The Mad Hatters believed if you were wearing a tin foil hat, you were impervious to the mind control of the Freemasons.
What is the oldest recorded use of tinfoil hats?
The first recorded use of tin foil hats happened in 1927 as derived from a short story by Julian Huxley entitled, “The Tissue-Culture King” in which the protagonist discovers that “caps of metal foil” will block the effects of telepathy”. This was published in “The Yale Review” in April of 1926.
The following is an excerpt:
Well, we had discovered that metal was relatively impervious to the telepathic effect, and had prepared for ourselves a sort of tin pulpit, behind which we could stand while conducting experiments. This, combined with caps of metal foil, enormously reduced the effects on ourselves.
Is there any scientific basis for wearing a tin foil hat?
According to wiki:
The notion that a tin foil hat can significantly reduce the intensity of incident radio frequency radiation on the wearer’s brain has some scientific validity, as the effect of strong radio waves has been documented for quite some time.
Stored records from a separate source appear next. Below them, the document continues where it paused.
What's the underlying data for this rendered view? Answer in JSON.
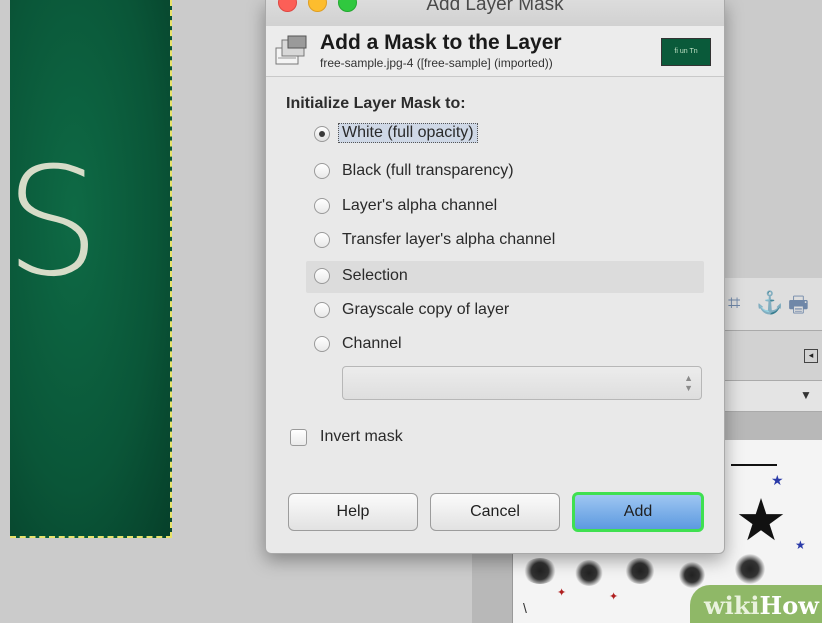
{
  "window": {
    "title": "Add Layer Mask",
    "header_title": "Add a Mask to the Layer",
    "header_subtitle": "free-sample.jpg-4 ([free-sample] (imported))",
    "thumbnail_text": "fi un Tn"
  },
  "background": {
    "canvas_letter": "S",
    "watermark_part1": "wiki",
    "watermark_part2": "How"
  },
  "form": {
    "section_label": "Initialize Layer Mask to:",
    "options": [
      {
        "label": "White (full opacity)",
        "checked": true
      },
      {
        "label": "Black (full transparency)",
        "checked": false
      },
      {
        "label": "Layer's alpha channel",
        "checked": false
      },
      {
        "label": "Transfer layer's alpha channel",
        "checked": false
      },
      {
        "label": "Selection",
        "checked": false
      },
      {
        "label": "Grayscale copy of layer",
        "checked": false
      },
      {
        "label": "Channel",
        "checked": false
      }
    ],
    "channel_select_value": "",
    "invert_label": "Invert mask",
    "invert_checked": false
  },
  "buttons": {
    "help": "Help",
    "cancel": "Cancel",
    "add": "Add"
  },
  "colors": {
    "add_button_outline": "#3fe050",
    "add_button_fill": "#5c9ae0",
    "image_green": "#0a5638",
    "selection_dash": "#e8e26a"
  }
}
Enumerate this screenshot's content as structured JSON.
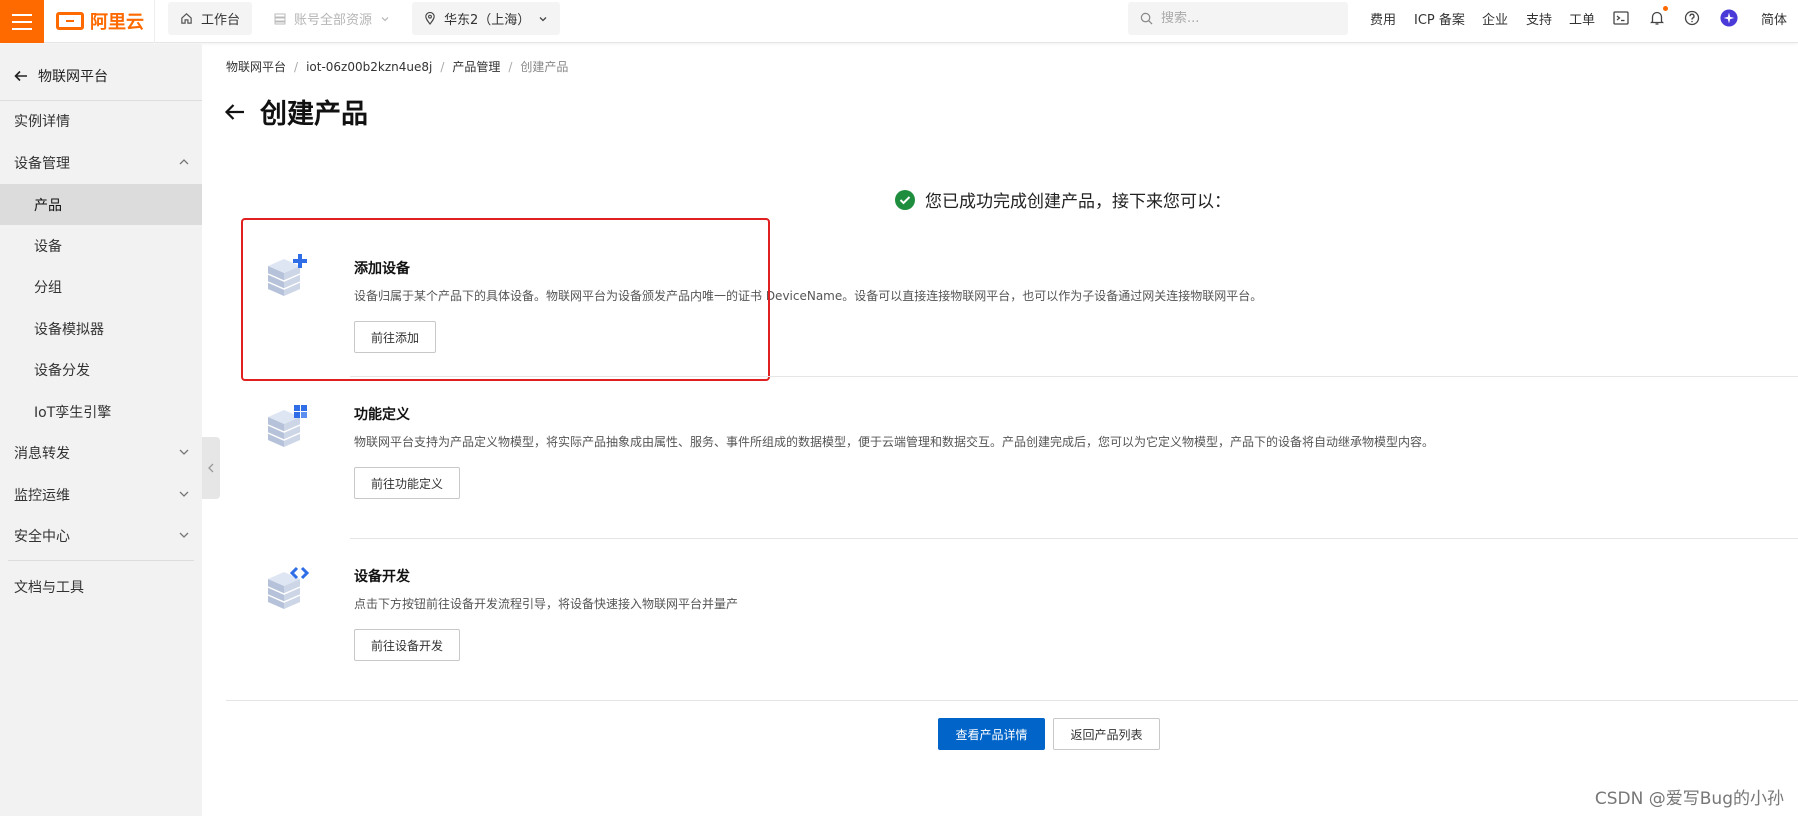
{
  "topbar": {
    "logo_text": "阿里云",
    "workbench": "工作台",
    "resource_scope": "账号全部资源",
    "region": "华东2（上海）",
    "search_placeholder": "搜索...",
    "nav": [
      "费用",
      "ICP 备案",
      "企业",
      "支持",
      "工单"
    ],
    "language": "简体",
    "icons": [
      "terminal-icon",
      "bell-icon",
      "help-icon",
      "avatar-icon"
    ]
  },
  "sidebar": {
    "back_label": "物联网平台",
    "items": [
      {
        "label": "实例详情",
        "level": "top",
        "icon": null
      },
      {
        "label": "设备管理",
        "level": "top",
        "icon": "chevron-up-icon"
      },
      {
        "label": "产品",
        "level": "sub",
        "active": true
      },
      {
        "label": "设备",
        "level": "sub"
      },
      {
        "label": "分组",
        "level": "sub"
      },
      {
        "label": "设备模拟器",
        "level": "sub"
      },
      {
        "label": "设备分发",
        "level": "sub"
      },
      {
        "label": "IoT孪生引擎",
        "level": "sub"
      },
      {
        "label": "消息转发",
        "level": "top",
        "icon": "chevron-down-icon"
      },
      {
        "label": "监控运维",
        "level": "top",
        "icon": "chevron-down-icon"
      },
      {
        "label": "安全中心",
        "level": "top",
        "icon": "chevron-down-icon"
      },
      {
        "label": "文档与工具",
        "level": "top",
        "icon": null
      }
    ]
  },
  "breadcrumb": [
    "物联网平台",
    "iot-06z00b2kzn4ue8j",
    "产品管理",
    "创建产品"
  ],
  "page_title": "创建产品",
  "success_message": "您已成功完成创建产品，接下来您可以：",
  "steps": [
    {
      "title": "添加设备",
      "description": "设备归属于某个产品下的具体设备。物联网平台为设备颁发产品内唯一的证书 DeviceName。设备可以直接连接物联网平台，也可以作为子设备通过网关连接物联网平台。",
      "button": "前往添加",
      "icon": "add-device-icon"
    },
    {
      "title": "功能定义",
      "description": "物联网平台支持为产品定义物模型，将实际产品抽象成由属性、服务、事件所组成的数据模型，便于云端管理和数据交互。产品创建完成后，您可以为它定义物模型，产品下的设备将自动继承物模型内容。",
      "button": "前往功能定义",
      "icon": "feature-definition-icon"
    },
    {
      "title": "设备开发",
      "description": "点击下方按钮前往设备开发流程引导，将设备快速接入物联网平台并量产",
      "button": "前往设备开发",
      "icon": "device-dev-icon"
    }
  ],
  "footer_buttons": {
    "primary": "查看产品详情",
    "secondary": "返回产品列表"
  },
  "watermark": "CSDN @爱写Bug的小孙",
  "colors": {
    "brand": "#ff6a00",
    "primary": "#0064c8",
    "success": "#1e8e3e",
    "highlight": "#e02020"
  }
}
A well-constructed tin foil enclosure would approximate a Faraday cage, reducing the amount of (typically harmless) radiofrequency electromagnetic radiation passing through to the interior of the structure.
A common high school physics demonstration involves placing an AM radio on tin foil, and then covering the radio with a metal bucket. This leads to a noticeable reduction in signal strength. The efficiency of such an enclosure in blocking such radiation depends on the thickness of the tin foil, as dictated by the skin depth, the distance the radiation can propagate in a particular non-ideal conductor. For half-millimetre-thick tin foil, radiation above about 20 kHz (i.e., including both AM and FM bands) would be partially blocked, although tin foil is not sold in this thickness, so numerous layers of tin foil would be required to achieve this effect.
The M.I.T. Tinfoil Hat Experiment
A scientific research report entitled, “On The Effectiveness of Aluminum Foil Helmets: An Empirical Study” was done in 2005 and it looked at the efficacy of three different styles of tin foil hats: The Classical, The Fez and The Centurion.
In a slight contrast to the effects of the Faraday Cage, their results found the following:
The helmets amplify frequency bands that coincide with those allocated to the US government between 1.2 Ghz and 1.4 Ghz. According to the FCC, These bands are supposedly reserved for ”radio location” (ie, GPS), and other communications with satellites. The 2.6 Ghz band coincides with mobile phone technology. Though not affiliated by government, these bands are at the hands of multinational corporations.
It requires no stretch of the imagination to conclude that the current helmet craze is likely to have been propagated by the Government, possibly with the involvement of the FCC. We hope this report will encourage the paranoid community to develop improved helmet designs to avoid falling prey to these shortcomings.
Interestingly, there was a video of this but it was removed from YouTube. Is this a conspiracy?
The M.I.T. results do not dismiss the properties and effects of the Faraday Cage but it does give some credence to the types of frequencies that foil can block and to what extent the Ghz. range is in which the tinfoil hat would be ineffective.
Tin For The Win!
In an archived article in 2007, aluminum foil hats can actually be used in defense of the Raytheon Active Denial System technology:
Save your aluminum foil “hats.” According to a technology expert who is familiar with the Raytheon Active Denial System (ADS), tested January 24 at Moody Air Force base in Georgia, the millimeter microwave directed beam weapon can be defeated by a crowd of people using aluminum- or gold-coated Mylar to conduct the beam to ground or even direct it back to the Humvee housing the ADS system. Although the Humvee is shielded, any law enforcement or military personnel standing near the Humvee would get a burning taste of their own medicine if the directed beam were reflected back to its source or to a crowd of police. In addition to aluminum or gold coated Mylar, Mylar reflective space blankets, aluminum coated windshield heat protective screens, and more sophisticated and precise corner cube retro-reflectors or Luneburg spheres can all be used to reflect the millimeter wave beam back to its source.
Regardless of whether you wear a tin foil hat or not, the history of it is quite fascinating. Now, I’m off to the store to buy some aluminum foil….